Similarly, Rep. Tony Cardenas (D-Calif.) didn’t call for Coleman to be fired but wanted her moved elsewhere. The DCCC told Cardenas that Coleman would no longer be working on the minority engagement project or on any issues concerning minorities at all.
But Coleman was scheduling meetings regarding minority outreach strategy as recently as last week, according to messages seen by POLITICO. A DCCC aide said the committee does not discuss staffing issues.
“Wow, it was my understanding that that individual was no longer in the title that she’d recently been promoted to and that she was in a different position,” Cardenas said. “And also not in the diversity team.”
Cardenas said Bustos has made herself available for meetings with BOLD PAC, the campaign arm of the Hispanic Caucus which he chairs. “I want to see progress.
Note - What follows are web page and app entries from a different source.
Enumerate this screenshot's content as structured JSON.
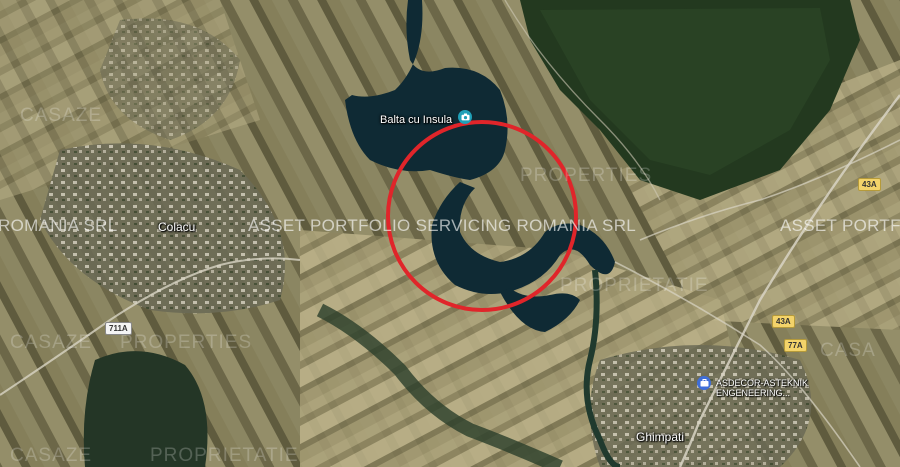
{
  "labels": {
    "lake": "Balta cu Insula",
    "town1": "Colacu",
    "town2": "Ghimpati",
    "business_line1": "ASDECOR-ASTEKNIK",
    "business_line2": "ENGENEERING..."
  },
  "watermarks": {
    "left": "ROMANIA SRL",
    "center": "ASSET PORTFOLIO SERVICING ROMANIA SRL",
    "right": "ASSET PORTFO",
    "casa": "CASAZE",
    "proprietatie": "PROPRIETATIE",
    "properties": "PROPERTIES",
    "casa_bottom": "CASA"
  },
  "road_shields": {
    "r711a": "711A",
    "r43a_top": "43A",
    "r43a_mid": "43A",
    "r77a": "77A"
  },
  "icons": {
    "lake_poi": "camera-icon",
    "business_poi": "briefcase-icon"
  },
  "colors": {
    "highlight_circle": "#e0252a",
    "lake_poi": "#1fa0b8",
    "business_poi": "#3f6ed8",
    "water": "#0f2a34"
  }
}
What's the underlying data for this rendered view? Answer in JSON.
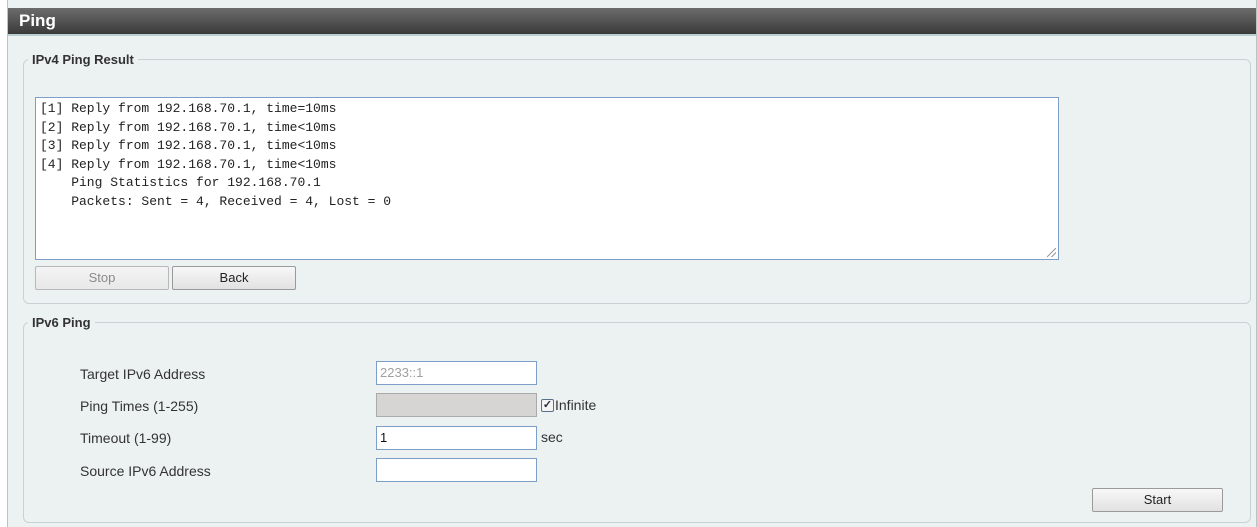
{
  "page": {
    "title": "Ping"
  },
  "ipv4": {
    "legend": "IPv4 Ping Result",
    "result_lines": [
      "[1] Reply from 192.168.70.1, time=10ms",
      "[2] Reply from 192.168.70.1, time<10ms",
      "[3] Reply from 192.168.70.1, time<10ms",
      "[4] Reply from 192.168.70.1, time<10ms",
      "    Ping Statistics for 192.168.70.1",
      "    Packets: Sent = 4, Received = 4, Lost = 0"
    ],
    "stop_label": "Stop",
    "back_label": "Back"
  },
  "ipv6": {
    "legend": "IPv6 Ping",
    "target_label": "Target IPv6 Address",
    "target_placeholder": "2233::1",
    "target_value": "",
    "ping_times_label": "Ping Times (1-255)",
    "ping_times_value": "",
    "infinite_label": "Infinite",
    "infinite_checked": true,
    "timeout_label": "Timeout (1-99)",
    "timeout_value": "1",
    "timeout_unit": "sec",
    "source_label": "Source IPv6 Address",
    "source_value": "",
    "start_label": "Start"
  }
}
Ben Ray really took it to another level in a good way but we can’t rest on our laurels and we can’t assume it’s going to stay that way,” he said.
Better representation for minorities has long been a central part of Bustos’ campaign. During the three-way race for DCCC chair, Bustos promised to boost Hispanic representation at the top of the DCCC.
After POLITICO began asking questions about the CHC and CBC’s relationship with the DCCC, the campaign arm sent emissaries to praise Bustos’ tenure as chair — and argued she’d done more to diversify the DCCC than Rep. Ben Ray Lujan (D-N.M.), the former chair who won back the majority just last year. Lujan, himself, is Hispanic, and Dan Sena, his executive director, was the first Hispanic person to serve as the committee’s top staffer.
“The representation within the Democratic Congressional Campaign Committee is higher now than during the previous chair,” Rep. Jim Costa (D-Calif.) said.
“I’ve got to work with four different chairs and I’m very happy with the work that [Bustos is] doing,” said Rep. Henry Cuellar (D-Texas). “I think she’s doing a great job.”
A Luján aide declined to comment but pointed to a May 2018 news release announcing that 52 percent of the senior staff at the DCCC then identified as a minority. Bustos, though her spokesman, said she is trying to build upon the diversity Luján accomplished during his four-year tenure as DCCC chair.
“This simply would not have been possible without the foundation laid by Chairman Luján who made increasing the number of diverse staff a priority in his time leading the DCCC,” Smith, DCCC’s spokesman, said.
When lawmakers have questioned Bustos’ treatment of minorities, she offers this rejoinder: her husband is of Mexican descent, her children are half Mexican and her son is marrying an African American woman.
“Anyone who has ever met Cheri knows how proud she is of her family and how often she talks about how her family has defined her life’s experience,” said DCCC’s Smith. “It’s offensive, it’s petty and it reeks of political desperation that anyone would try to spin her words about her family into some kind of cheap political attack.”
In interviews, several Democrats expressed shock at the comments, noting they didn’t think the remarks were malicious but were tone-deaf nonetheless.
“Cheri is a very good person — made a very dumb statement,” said Cleaver. “She was not even conscious of how that might impact people when she speaks about it.”